I’m starting to realise it’s the same with creative writing. I’ve come up with a new system. I need to know exactly what happens, from every characters’ point of view, throughout the whole book. The more I know the more precise I can be when I’m telling the story. In my previous attempts at writing creatively I’ve always been rushing, trying to get the story out as quickly as possible, because otherwise I fear I might lose it somewhere along the way (and I often do lose it somewhere along the way). But if I instead write it out quickly, in a not very coherent fashion, using plenty of clichés and a multitude of other literary sins, it already exists and all I need to do is slowly, carefully craft it into something that sounds good. Now that I’ve realised this one thing putting a book together seems more possible too.

Photo by Samuel Zeller.

Conversation on a London bus

A father and son on a London bus.

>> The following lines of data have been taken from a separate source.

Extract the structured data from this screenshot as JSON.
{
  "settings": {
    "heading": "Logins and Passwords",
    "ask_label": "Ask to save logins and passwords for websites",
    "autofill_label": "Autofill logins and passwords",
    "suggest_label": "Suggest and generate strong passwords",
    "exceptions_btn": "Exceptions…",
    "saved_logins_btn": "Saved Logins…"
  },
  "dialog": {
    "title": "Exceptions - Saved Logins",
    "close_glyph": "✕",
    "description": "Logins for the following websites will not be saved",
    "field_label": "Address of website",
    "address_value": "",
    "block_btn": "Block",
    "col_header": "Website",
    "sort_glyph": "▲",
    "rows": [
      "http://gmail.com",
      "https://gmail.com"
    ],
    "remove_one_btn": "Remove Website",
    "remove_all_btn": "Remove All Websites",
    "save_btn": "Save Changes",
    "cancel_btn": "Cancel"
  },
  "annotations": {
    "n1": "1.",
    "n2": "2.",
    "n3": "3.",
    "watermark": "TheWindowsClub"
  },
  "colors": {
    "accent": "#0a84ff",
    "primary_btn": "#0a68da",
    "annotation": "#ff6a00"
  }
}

Father: So would you have to pay the whole rent if she left you?
Son: I don’t know. I don’t think so, but…
Father: Relationships end you know.
Son: I don’t think she would leave me.
Father: So you’re not just boyfriend and girlfriend anymore.
Son: I guess not.
Father: Does she have a proper job yet?
Son: No …
Father: Can she pay the rent?
Son: Yes (something muffled about the precarious nature of working in London)
Father: It’s a good arrangement for her then.
Son: …
Father: Have you paid off your card yet?
Son: No … but I haven’t been paid for three months.
Father: Do you need some money?
Son: No.
Father: You’re twenty-seven already it’s time you found a permanent job. You’ll be thirty soon.
Father: You want a job where they’ll pay when you’re on holiday.
Son: …
Father: Where is it you’re playing golf again?
Son: Dagenham.
Father: Do you take your clubs with you to work?
Son: Yes, I take them on the tube.
Father: What about bringing your car over from home?
Son: No, I don’t so, I don’t want to do that.
Son: This is Clissold Park, I run here sometimes.
Father: What is it called. Clifford?
Son: No, Cliss-old.
Father: Clissold.
Father: You shouldn’t run, not with your knee.
Father: You can never really escape the city here can you. Don’t you miss the sea?
Son: I appreciate home more than before, but my friends they’re doing the same things, they’ve all settled down.
Father: That’s what you should be doing at your age.

Image by Matthew Wiebe.